Liesenfeld O, Lehman L, Hunfeld KP, Kost G. Molecular diagnosis of sepsis: new aspects and recent developments. Eur J Microbiol Immunol (Bp). 2014;4(1):1–25.
Davey P, Marwick CA, Scott CL, Charani E, McNeil K, Brown E, Gould IM, Ramsay CR, Michie S. Interventions to improve antibiotic prescribing practices for hospital inpatients. Cochrane Database Syst Rev. 2017;2:CD003543.
World Health Organization. Global action plan on antimicrobial resistance. Geneva: WHO; 2015.
Fundação de Amparo a Pesquisa do Estado de São Paulo.
Availability of data and materials
All relevant data are within the manuscript and its Supporting Information files. The datasets used and/or analyzed during the current study are available from the corresponding author on reasonable request.
Ethics approval and consent to participate
Ethical approval from the Ethical and Research Committee from San Paolo Heart Institute was provided before study initiation. Written informed consent was obtained from all patients.
Consent for publication
The authors declare that they have no competing interests.
Springer Nature remains neutral with regard to jurisdictional claims in published maps and institutional affiliations.
Table S1. Microorganisms detected by the LightCycler® SeptiFast assay. Abbreviations: CoNS: coagulase-negative Staphylococcusspecies (S. epidermidis, S. haemolyticus, S. hominis, S. pasteuri, S. warneri, S. cohnii, S. lugdunensis, S. capitis, S. caprae, S. saprophyticus, and S. xylosus. #Streptococcusspecies: S. pyogenes, S. agalactiae, S. anginosus, S. bovis, S. constellatus, S. cristatus, S. gordonii, S. intermedius, S. milleri, S. mitis, S. mutans, S. oralis, S. parasanguinis, S. salivarius, S. sanguinis, S. thermophilus, S. vestibularis, and Viridans streptococci). (DOCX 16 kb)

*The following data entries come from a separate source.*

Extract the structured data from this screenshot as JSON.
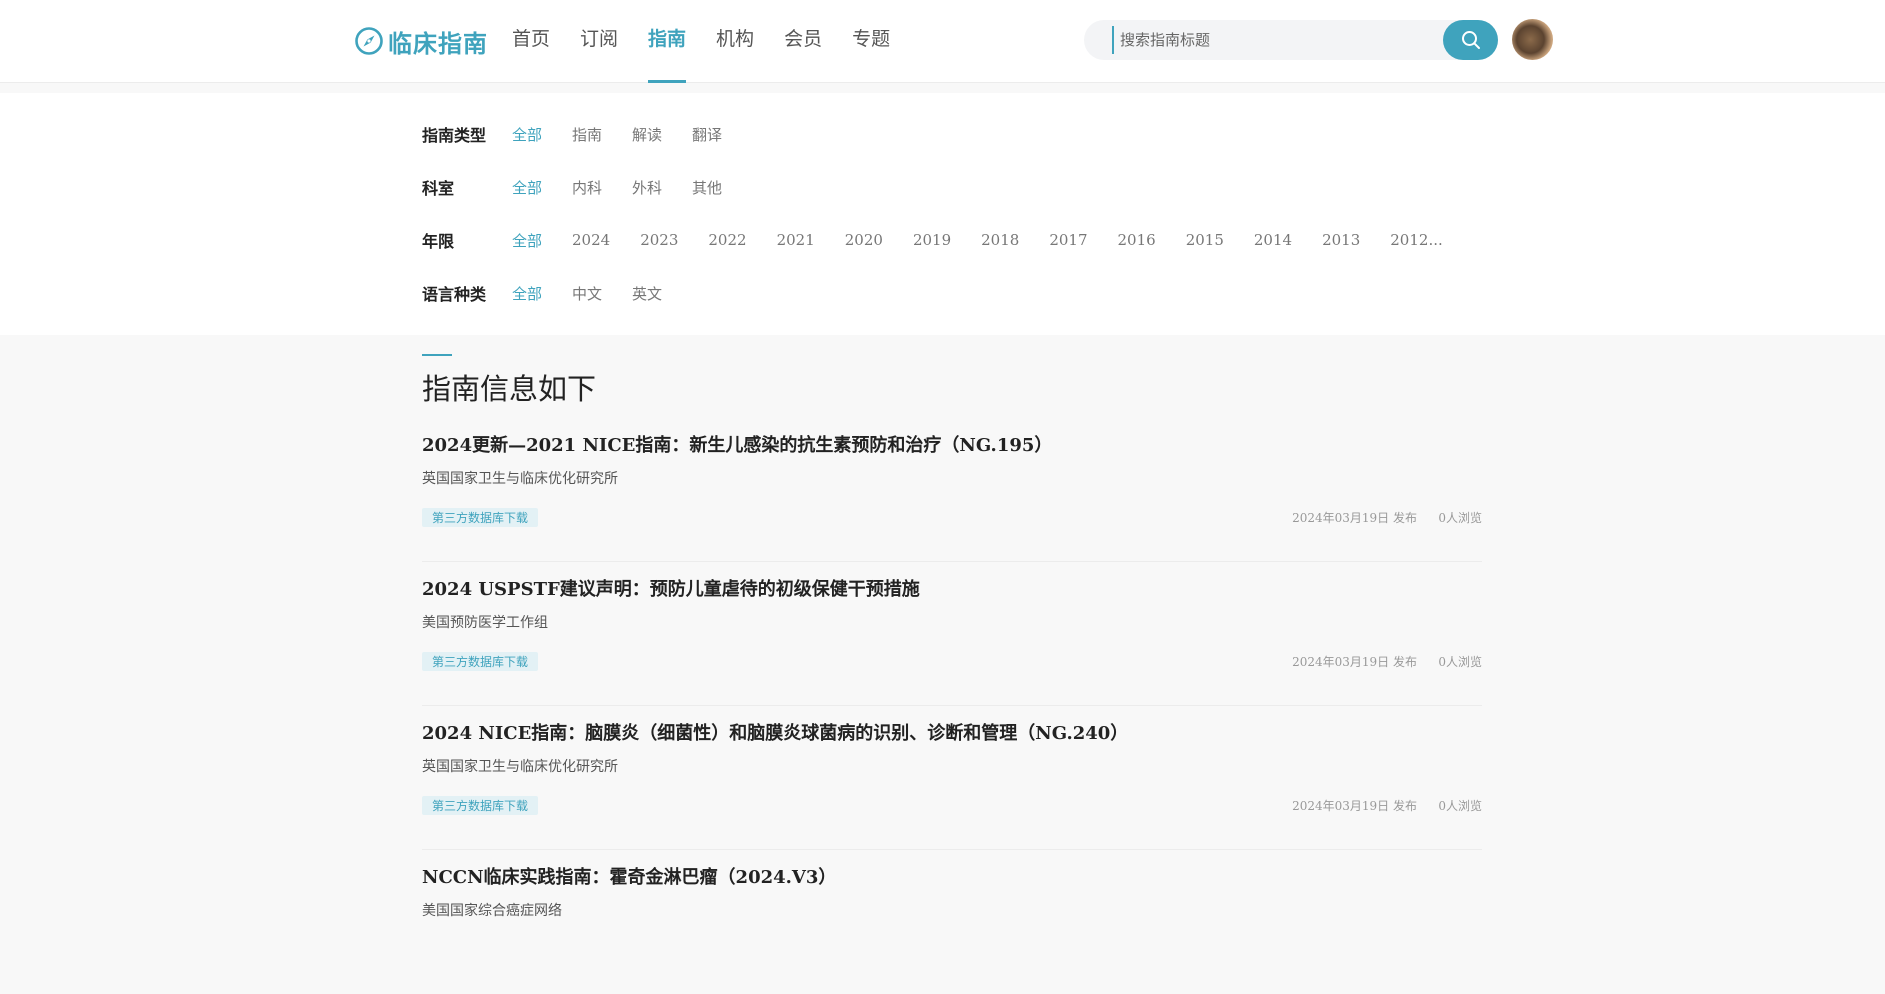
{
  "header": {
    "logo_text": "临床指南",
    "nav": [
      {
        "label": "首页",
        "active": false
      },
      {
        "label": "订阅",
        "active": false
      },
      {
        "label": "指南",
        "active": true
      },
      {
        "label": "机构",
        "active": false
      },
      {
        "label": "会员",
        "active": false
      },
      {
        "label": "专题",
        "active": false
      }
    ],
    "search": {
      "placeholder": "搜索指南标题"
    },
    "accent_color": "#3fa3bd"
  },
  "filters": [
    {
      "label": "指南类型",
      "options": [
        "全部",
        "指南",
        "解读",
        "翻译"
      ],
      "active": 0
    },
    {
      "label": "科室",
      "options": [
        "全部",
        "内科",
        "外科",
        "其他"
      ],
      "active": 0
    },
    {
      "label": "年限",
      "options": [
        "全部",
        "2024",
        "2023",
        "2022",
        "2021",
        "2020",
        "2019",
        "2018",
        "2017",
        "2016",
        "2015",
        "2014",
        "2013",
        "2012..."
      ],
      "active": 0
    },
    {
      "label": "语言种类",
      "options": [
        "全部",
        "中文",
        "英文"
      ],
      "active": 0
    }
  ],
  "list": {
    "title": "指南信息如下",
    "items": [
      {
        "title": "2024更新—2021 NICE指南：新生儿感染的抗生素预防和治疗（NG.195）",
        "org": "英国国家卫生与临床优化研究所",
        "tag": "第三方数据库下载",
        "date": "2024年03月19日 发布",
        "views": "0人浏览"
      },
      {
        "title": "2024 USPSTF建议声明：预防儿童虐待的初级保健干预措施",
        "org": "美国预防医学工作组",
        "tag": "第三方数据库下载",
        "date": "2024年03月19日 发布",
        "views": "0人浏览"
      },
      {
        "title": "2024 NICE指南：脑膜炎（细菌性）和脑膜炎球菌病的识别、诊断和管理（NG.240）",
        "org": "英国国家卫生与临床优化研究所",
        "tag": "第三方数据库下载",
        "date": "2024年03月19日 发布",
        "views": "0人浏览"
      },
      {
        "title": "NCCN临床实践指南：霍奇金淋巴瘤（2024.V3）",
        "org": "美国国家综合癌症网络",
        "tag": "",
        "date": "",
        "views": ""
      }
    ]
  }
}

Table S2. Baseline patient characteristics. Abbreviations: NYHA: “New York Heart Association”; LVEF: left ventricular ejection fraction; APACHE II: “Acute Physiologic Assessment and Chronic Health Evaluation II”; ICU = intensive care unit. (DOCX 17 kb)
Table S3. Microorganisms detected by SF and BC in the Intervention group and Control group. #Not included in SF detection list. ##A group of Staphylococcus species (S. epidermidis, S. haemolyticus, S. hominis, S. pasteuri, S. warneri, S. cohnii, S. lugdunensis, S. capitis, S. caprae, S. saprophyticus, and S. xylosus including S. epidermidis, S. haemolyticus, S. hominis, S. pasteuri, S. warneri, S. cohnii, S. lugdunensis, S. capitis, S. caprae, S. saprophyticus, and S. xylosus). (DOCX 16 kb)

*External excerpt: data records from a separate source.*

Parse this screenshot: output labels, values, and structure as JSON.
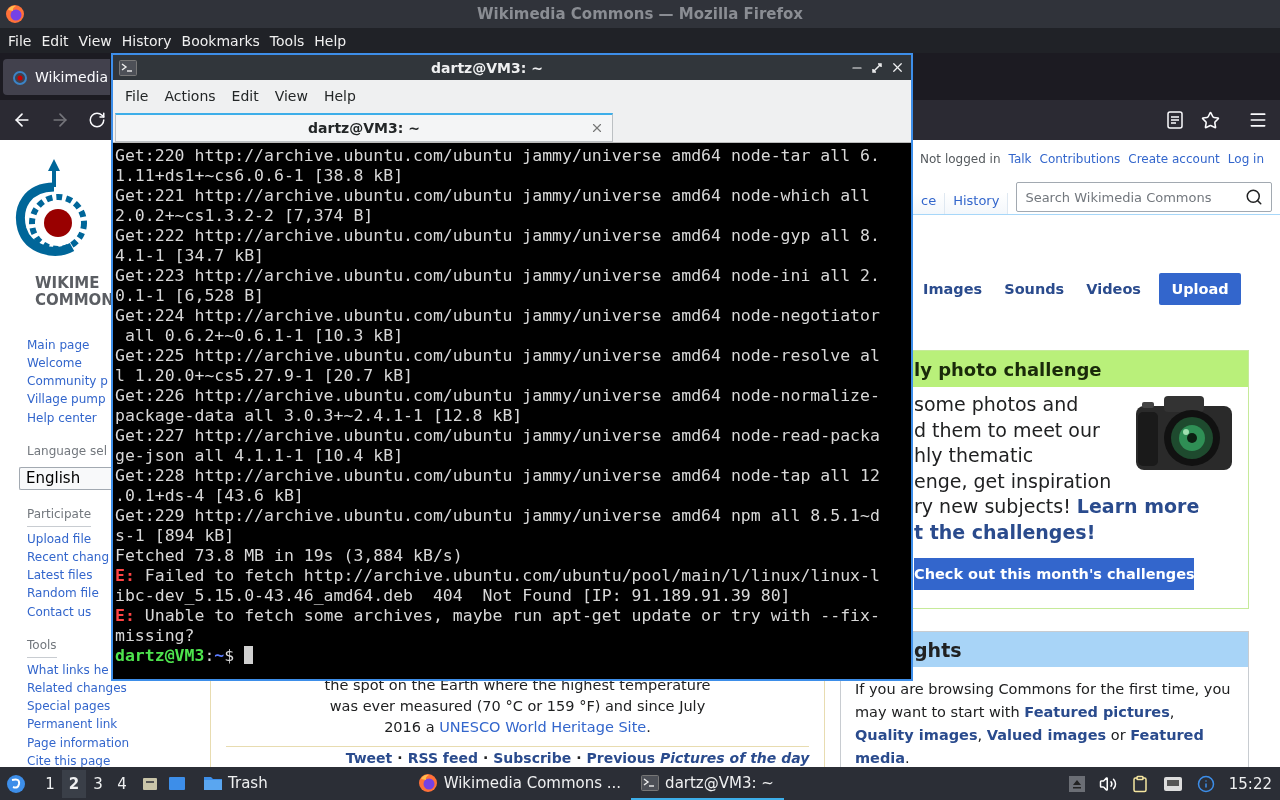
{
  "browser": {
    "window_title": "Wikimedia Commons — Mozilla Firefox",
    "menu": [
      "File",
      "Edit",
      "View",
      "History",
      "Bookmarks",
      "Tools",
      "Help"
    ],
    "tab": {
      "label": "Wikimedia"
    },
    "nav": {
      "forward_disabled": true
    }
  },
  "page": {
    "logo_lines": [
      "WIKIME",
      "COMMON"
    ],
    "sidebar": [
      {
        "items": [
          "Main page",
          "Welcome",
          "Community p",
          "Village pump",
          "Help center"
        ]
      },
      {
        "heading": "Language sel",
        "select": "English"
      },
      {
        "heading": "Participate",
        "items": [
          "Upload file",
          "Recent chang",
          "Latest files",
          "Random file",
          "Contact us"
        ]
      },
      {
        "heading": "Tools",
        "items": [
          "What links he",
          "Related changes",
          "Special pages",
          "Permanent link",
          "Page information",
          "Cite this page"
        ]
      }
    ],
    "personal": [
      {
        "label": "Not logged in",
        "kind": "status"
      },
      {
        "label": "Talk",
        "kind": "link"
      },
      {
        "label": "Contributions",
        "kind": "link"
      },
      {
        "label": "Create account",
        "kind": "link"
      },
      {
        "label": "Log in",
        "kind": "link"
      }
    ],
    "page_tabs": [
      {
        "label": "ce",
        "selected": false
      },
      {
        "label": "History",
        "selected": false
      }
    ],
    "search": {
      "placeholder": "Search Wikimedia Commons"
    },
    "media_links": [
      "Images",
      "Sounds",
      "Videos"
    ],
    "upload_button": "Upload",
    "challenge": {
      "heading": "ly photo challenge",
      "lines": [
        {
          "text": "some photos and",
          "link": false
        },
        {
          "text": "d them to meet our",
          "link": false
        },
        {
          "text": "hly thematic",
          "link": false
        },
        {
          "text": "enge, get inspiration",
          "link": false
        },
        {
          "text": "ry new subjects! **Learn more**",
          "link": false
        },
        {
          "text": "t the challenges!",
          "link": true
        }
      ],
      "button": "Check out this month's challenges"
    },
    "highlights": {
      "heading": "ghts",
      "text": "If you are browsing Commons for the first time, you may want to start with **Featured pictures**, **Quality images**, **Valued images** or **Featured media**."
    },
    "caption": {
      "lines": [
        "the spot on the Earth where the highest temperature",
        "was ever measured (70 °C or 159 °F) and since July"
      ],
      "last_line": {
        "before": "2016 a ",
        "link": "UNESCO World Heritage Site",
        "after": "."
      }
    },
    "footer_links": {
      "separator": "·",
      "links": [
        "Tweet",
        "RSS feed",
        "Subscribe"
      ],
      "previous": {
        "label": "Previous",
        "title": "Pictures of the day"
      }
    }
  },
  "terminal": {
    "title": "dartz@VM3: ~",
    "menu": [
      "File",
      "Actions",
      "Edit",
      "View",
      "Help"
    ],
    "tab": {
      "label": "dartz@VM3: ~",
      "selected": true
    },
    "lines": [
      {
        "kind": "normal",
        "text": "Get:220 http://archive.ubuntu.com/ubuntu jammy/universe amd64 node-tar all 6."
      },
      {
        "kind": "normal",
        "text": "1.11+ds1+~cs6.0.6-1 [38.8 kB]"
      },
      {
        "kind": "normal",
        "text": "Get:221 http://archive.ubuntu.com/ubuntu jammy/universe amd64 node-which all"
      },
      {
        "kind": "normal",
        "text": "2.0.2+~cs1.3.2-2 [7,374 B]"
      },
      {
        "kind": "normal",
        "text": "Get:222 http://archive.ubuntu.com/ubuntu jammy/universe amd64 node-gyp all 8."
      },
      {
        "kind": "normal",
        "text": "4.1-1 [34.7 kB]"
      },
      {
        "kind": "normal",
        "text": "Get:223 http://archive.ubuntu.com/ubuntu jammy/universe amd64 node-ini all 2."
      },
      {
        "kind": "normal",
        "text": "0.1-1 [6,528 B]"
      },
      {
        "kind": "normal",
        "text": "Get:224 http://archive.ubuntu.com/ubuntu jammy/universe amd64 node-negotiator"
      },
      {
        "kind": "normal",
        "text": " all 0.6.2+~0.6.1-1 [10.3 kB]"
      },
      {
        "kind": "normal",
        "text": "Get:225 http://archive.ubuntu.com/ubuntu jammy/universe amd64 node-resolve al"
      },
      {
        "kind": "normal",
        "text": "l 1.20.0+~cs5.27.9-1 [20.7 kB]"
      },
      {
        "kind": "normal",
        "text": "Get:226 http://archive.ubuntu.com/ubuntu jammy/universe amd64 node-normalize-"
      },
      {
        "kind": "normal",
        "text": "package-data all 3.0.3+~2.4.1-1 [12.8 kB]"
      },
      {
        "kind": "normal",
        "text": "Get:227 http://archive.ubuntu.com/ubuntu jammy/universe amd64 node-read-packa"
      },
      {
        "kind": "normal",
        "text": "ge-json all 4.1.1-1 [10.4 kB]"
      },
      {
        "kind": "normal",
        "text": "Get:228 http://archive.ubuntu.com/ubuntu jammy/universe amd64 node-tap all 12"
      },
      {
        "kind": "normal",
        "text": ".0.1+ds-4 [43.6 kB]"
      },
      {
        "kind": "normal",
        "text": "Get:229 http://archive.ubuntu.com/ubuntu jammy/universe amd64 npm all 8.5.1~d"
      },
      {
        "kind": "normal",
        "text": "s-1 [894 kB]"
      },
      {
        "kind": "normal",
        "text": "Fetched 73.8 MB in 19s (3,884 kB/s)"
      },
      {
        "kind": "error",
        "prefix": "E:",
        "text": " Failed to fetch http://archive.ubuntu.com/ubuntu/pool/main/l/linux/linux-l"
      },
      {
        "kind": "normal",
        "text": "ibc-dev_5.15.0-43.46_amd64.deb  404  Not Found [IP: 91.189.91.39 80]"
      },
      {
        "kind": "error",
        "prefix": "E:",
        "text": " Unable to fetch some archives, maybe run apt-get update or try with --fix-"
      },
      {
        "kind": "normal",
        "text": "missing?"
      },
      {
        "kind": "prompt",
        "user": "dartz@VM3",
        "sep": ":",
        "path": "~",
        "symbol": "$"
      }
    ]
  },
  "taskbar": {
    "workspaces": [
      {
        "label": "1",
        "selected": false
      },
      {
        "label": "2",
        "selected": true
      },
      {
        "label": "3",
        "selected": false
      },
      {
        "label": "4",
        "selected": false
      }
    ],
    "trash": "Trash",
    "tasks": [
      {
        "label": "Wikimedia Commons ...",
        "kind": "browser",
        "selected": false
      },
      {
        "label": "dartz@VM3: ~",
        "kind": "terminal",
        "selected": true
      }
    ],
    "clock": "15:22"
  }
}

Table S4. Antimicrobial consumption in DOT/1000 patients-day according to the prescribed antimicrobial during the study. Abbreviations: DOT/1000PD: days of therapy/1000 patients-day; IQR: interquartile range; #: Other G neg antimicrobial: piperacillin-tazobactam, fluoroquinolones, cephalosporins, aminoglycosides, trimethoprim-sulfamethoxazol (DOCX 15 kb)
Figure S1. Design of the study. (TIFF 778 kb)

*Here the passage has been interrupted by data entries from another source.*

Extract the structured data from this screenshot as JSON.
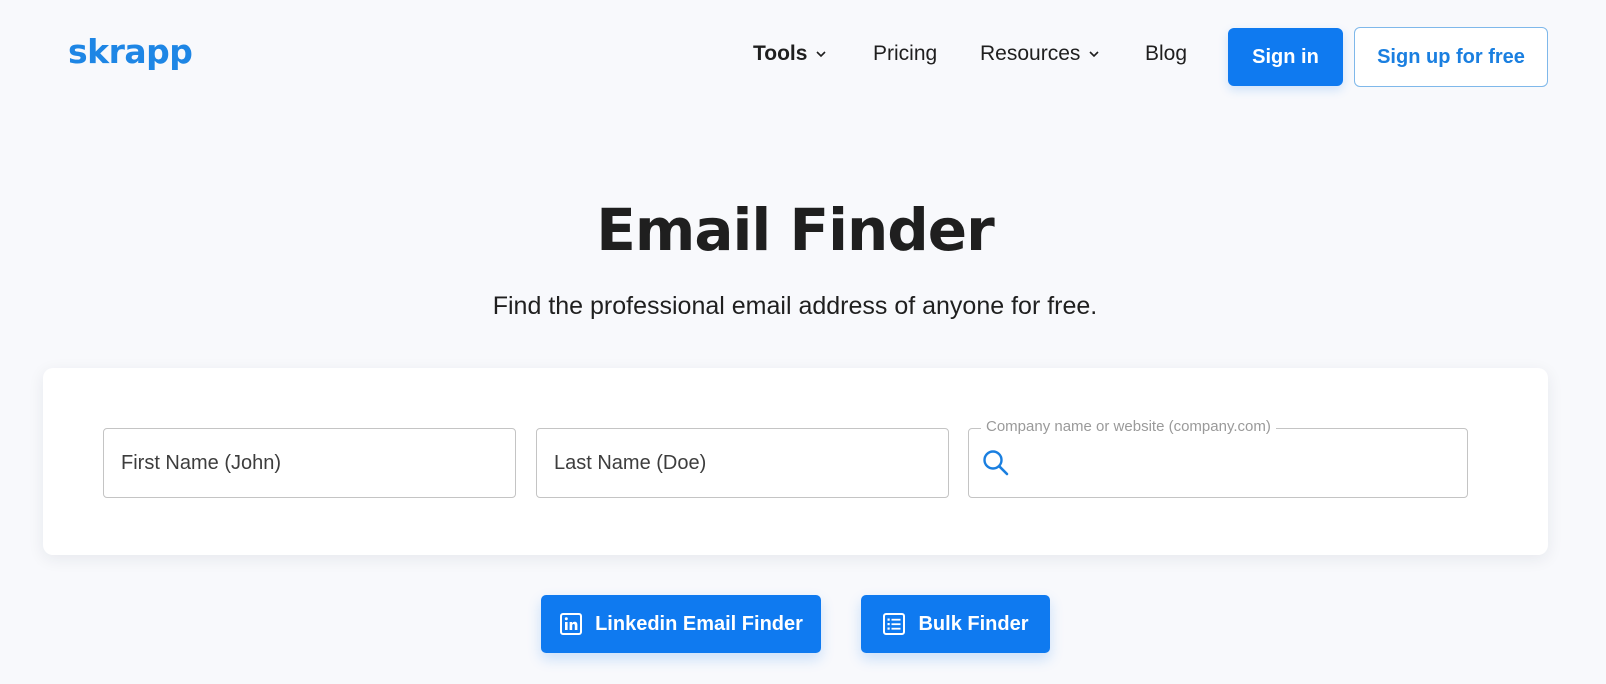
{
  "brand": {
    "logo_text": "skrapp",
    "accent_color": "#0f7af0",
    "logo_color": "#1e86e5"
  },
  "nav": {
    "items": [
      {
        "label": "Tools",
        "has_dropdown": true,
        "active": true
      },
      {
        "label": "Pricing",
        "has_dropdown": false
      },
      {
        "label": "Resources",
        "has_dropdown": true
      },
      {
        "label": "Blog",
        "has_dropdown": false
      }
    ],
    "sign_in_label": "Sign in",
    "sign_up_label": "Sign up for free"
  },
  "hero": {
    "title": "Email Finder",
    "subtitle": "Find the professional email address of anyone for free."
  },
  "search_form": {
    "first_name": {
      "placeholder": "First Name (John)",
      "value": ""
    },
    "last_name": {
      "placeholder": "Last Name (Doe)",
      "value": ""
    },
    "company": {
      "label": "Company name or website (company.com)",
      "value": "",
      "icon": "search-icon"
    }
  },
  "actions": {
    "linkedin_label": "Linkedin Email Finder",
    "linkedin_icon": "linkedin-icon",
    "bulk_label": "Bulk Finder",
    "bulk_icon": "list-icon"
  }
}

Figure S2. Protocol for the empirical antimicrobial therapy. (TIFF 627 kb)
Figure S3. Flow chart. (TIFF 338 kb)
Microbiological procedures. (DOCX 19 kb)
About this article
Cite this article
Rodrigues, C., Siciliano, R.F., Filho, H.C. et al. The effect of a rapid molecular blood test on the use of antibiotics for nosocomial sepsis: a randomized clinical trial. j intensive care 7, 37 (2019). https://doi.org/10.1186/s40560-019-0391-3